Violence Against Women Act passes despite significant Republican opposition.
Victims of domestic violence will now have easier access to federal help.
After more than a year of partisan bickering the house has passed a Senate expansion of the Violence Against Women Act.
Republicans and Democrats have been fighting about how to expand this act since it expired in 2011.
It's estimated more than one million women a year suffer a physical assault by an intimate partner.
The new bill guarantees on-going support for victims of domestic violence.
Vice President Joe Biden, a sponsor of the original act, celebrated while attending an event combating teen dating violence.
"This is the proudest cause I've ever been associated with," Biden said.
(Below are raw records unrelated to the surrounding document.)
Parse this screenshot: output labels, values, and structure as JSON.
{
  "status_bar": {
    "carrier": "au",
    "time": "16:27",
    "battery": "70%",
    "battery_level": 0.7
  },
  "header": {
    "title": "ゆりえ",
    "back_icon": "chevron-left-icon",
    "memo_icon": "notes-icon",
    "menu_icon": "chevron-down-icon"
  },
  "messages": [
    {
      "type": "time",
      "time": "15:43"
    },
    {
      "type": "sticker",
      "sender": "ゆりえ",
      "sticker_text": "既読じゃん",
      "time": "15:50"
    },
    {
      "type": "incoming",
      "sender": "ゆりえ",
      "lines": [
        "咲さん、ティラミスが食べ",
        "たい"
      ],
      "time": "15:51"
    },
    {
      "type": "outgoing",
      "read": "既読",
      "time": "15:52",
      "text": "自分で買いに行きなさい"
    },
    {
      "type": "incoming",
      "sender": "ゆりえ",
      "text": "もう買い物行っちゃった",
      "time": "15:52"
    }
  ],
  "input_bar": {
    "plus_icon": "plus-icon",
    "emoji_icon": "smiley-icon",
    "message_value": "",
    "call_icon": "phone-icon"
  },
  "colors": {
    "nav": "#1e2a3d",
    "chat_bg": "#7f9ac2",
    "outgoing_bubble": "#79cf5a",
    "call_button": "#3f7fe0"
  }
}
The Senate re-authorization bill expands protections to gays and lesbians, improves access to help and information on college campuses, increases power for native American courts to try abuse cases on tribal lands and guarantees support to immigrants and human trafficking victims.
Victims advocate and National Organization for Women president Terry O'Neill had been fighting Republican resistance to these measures since the act expired in 2011.
"Unbelievably frustrating, and I will tell you this thing should have been done in the 112th Congress," she said.
House Republicans tried to pass their own scaled-back version of the act, but failed.
Many Republicans decided to support the Senate bill only after their party did poorly among women in last fall's election.
The bill now goes to President Obama's desk.
He has already said he looks forward to signing it.